HIS must have figured it wasn't enough to simply squeeze 2GB of DDR3 memory on a Radeon HD 6570 graphics card and call it a day, so it replaced the heatsink/fan assembly with a passive cooler. Not only is this half-height card toting the most memory of any HD 6570 out there, it's also completely silent.
The Radeon HD 6950 often gets overlooked, because it falls into an in-between netherworld of pricing. Typical cards cost anywhere from $240-$300, but most seem to hover around the $270 mark. This MSI overclocked card, built using the company's Twin Frozr III dual-fan cooler, sits at around $280. So high-end buyers overlook this price category and budget buyers feel like it's a little too much.
One of the godfathers of PC gaming, AMD, sweetened the deal on some of its Radeon graphics cards by making an offer gamers couldn’t refuse: buy the card and get a digital copy of DiRT 3 for free. Unfortunately for AMD, rather than drumming up interest and shooting Radeon cards to the top of the sales charts, the offer turned into more of a “horse head in the bed” affair after hackers pilfered 3 million activation keys.
They say fate's a fickle mistress, but destiny's got nothing on the free market. For every Microsoft-esque success story, there's the burnt out husk of Sun Microsystems (R.I.P.). The really interesting tales have nothing to do with overwhelming successes or overwhelming failures, though; any budding novelist can tell you that a good story needs some tension.
OCZ left the system memory market to focus on solid state drives in part because it grew tired of razer thin profits in the struggling DRAM sector. Memory makers choosing to weather the profit drought would probably like it if more vendors packed their bags and left. Too bad for them, AMD has decided to crash the memory party, bringing the weight of its own brand name to the already highly competitive DDR3 memory market.
Remember the Radeon HD 5830? That videocard filled a certain price point, but it was actually the same GPU used in the high-end HD 5870, with a large chunk of the die disabled. Enter the Radeon HD 6790. At first blush, it’s similar in concept to the HD 5830. AMD took its Barts GPU (used in the Radeon HD 6870 and 6850) and disabled a big chunk of it. Voilà: the Radeon HD 6790.
AMD's launch of two Llano A-series desktop APUs yesterday comes a little over two weeks after the CPU/GPU maker made available its Catalyst 11.6 driver package. For whatever reason, AMD chose not to bake in support for its then soon-to-be-released A8-3850 and A6-3650 APUs, but don't despair, there's a hotfix available if you plan on running one of these chips.
PowerColor today said it "aims to blow gamers' minds" with its very first dual-GPU solution with AMD's Bart XT graphics engine, the PowerColor HD6870X2. As the name implies, this dual-GPU graphics card sports two 6870 graphics chips under its dual-fan cooling apparatus. That equates to 2,240 stream processing units and 4.03 teraFLOPS of computing power.

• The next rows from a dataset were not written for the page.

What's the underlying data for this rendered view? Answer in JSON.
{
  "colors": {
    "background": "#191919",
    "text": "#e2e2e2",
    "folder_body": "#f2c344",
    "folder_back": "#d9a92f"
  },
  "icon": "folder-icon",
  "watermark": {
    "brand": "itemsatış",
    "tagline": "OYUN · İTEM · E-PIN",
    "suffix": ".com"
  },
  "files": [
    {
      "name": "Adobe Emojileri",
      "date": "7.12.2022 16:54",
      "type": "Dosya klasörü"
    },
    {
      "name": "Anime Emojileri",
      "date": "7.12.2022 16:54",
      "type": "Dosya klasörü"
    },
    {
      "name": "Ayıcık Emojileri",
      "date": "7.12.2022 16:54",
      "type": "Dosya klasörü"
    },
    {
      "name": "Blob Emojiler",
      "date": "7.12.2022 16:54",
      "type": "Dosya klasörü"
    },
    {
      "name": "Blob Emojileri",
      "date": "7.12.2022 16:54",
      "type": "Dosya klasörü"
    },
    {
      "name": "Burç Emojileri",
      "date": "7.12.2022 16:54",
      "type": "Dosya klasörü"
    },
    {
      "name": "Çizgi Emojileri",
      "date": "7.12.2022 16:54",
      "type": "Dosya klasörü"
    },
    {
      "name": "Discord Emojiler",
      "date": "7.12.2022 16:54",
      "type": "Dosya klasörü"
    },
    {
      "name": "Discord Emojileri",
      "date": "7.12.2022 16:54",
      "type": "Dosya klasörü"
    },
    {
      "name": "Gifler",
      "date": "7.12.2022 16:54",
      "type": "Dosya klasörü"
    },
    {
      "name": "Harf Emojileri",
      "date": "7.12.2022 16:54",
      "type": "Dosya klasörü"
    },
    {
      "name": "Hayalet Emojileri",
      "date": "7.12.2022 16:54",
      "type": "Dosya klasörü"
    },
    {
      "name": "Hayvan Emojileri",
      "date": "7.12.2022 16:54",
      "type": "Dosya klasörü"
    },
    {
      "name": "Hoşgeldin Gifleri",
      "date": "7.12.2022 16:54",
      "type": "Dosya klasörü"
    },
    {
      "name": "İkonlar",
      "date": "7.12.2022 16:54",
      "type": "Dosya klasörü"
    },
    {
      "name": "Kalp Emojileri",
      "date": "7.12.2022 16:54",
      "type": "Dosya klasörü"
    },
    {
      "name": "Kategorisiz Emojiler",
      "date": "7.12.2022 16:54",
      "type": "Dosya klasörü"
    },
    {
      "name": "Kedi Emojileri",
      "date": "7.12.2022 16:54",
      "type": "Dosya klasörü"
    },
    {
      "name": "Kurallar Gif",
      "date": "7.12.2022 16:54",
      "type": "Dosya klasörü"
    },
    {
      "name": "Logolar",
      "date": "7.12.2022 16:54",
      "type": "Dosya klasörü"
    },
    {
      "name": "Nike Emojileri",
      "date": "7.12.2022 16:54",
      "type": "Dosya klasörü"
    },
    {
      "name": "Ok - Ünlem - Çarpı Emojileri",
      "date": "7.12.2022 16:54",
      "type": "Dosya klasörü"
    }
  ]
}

Popping up over the weekend is a somewhat blurry photo (cleaned up as best we could) of a completely naked dual-GPU prototype of AMD's Radeon HD 6870. The full frontal snapshot shows two Barts GPUs positioned in the middle of a long slab of PCB. Each GPU boasts 1,120 stream processors for a total of 2.240, and each with its own 1GB of GDDR5 memory, also visible in the picture.
Maybe Gigabyte got bit by the overclocking bug, or perhaps the top-tier motherboard and graphics card vendor got its mitts on some better silicon. Whatever the case may be, Gigabyte is getting ready to release a second, factory overclocked Radeon HD 6970 videocard, the GV-R6970OC2-2GD. This latest variant will ship with its GPU revved up to 920MHz, up from 880MH stock (and 900MHz for the R6970OC), while the 2GB of GDDR5 remains at 5500MHz.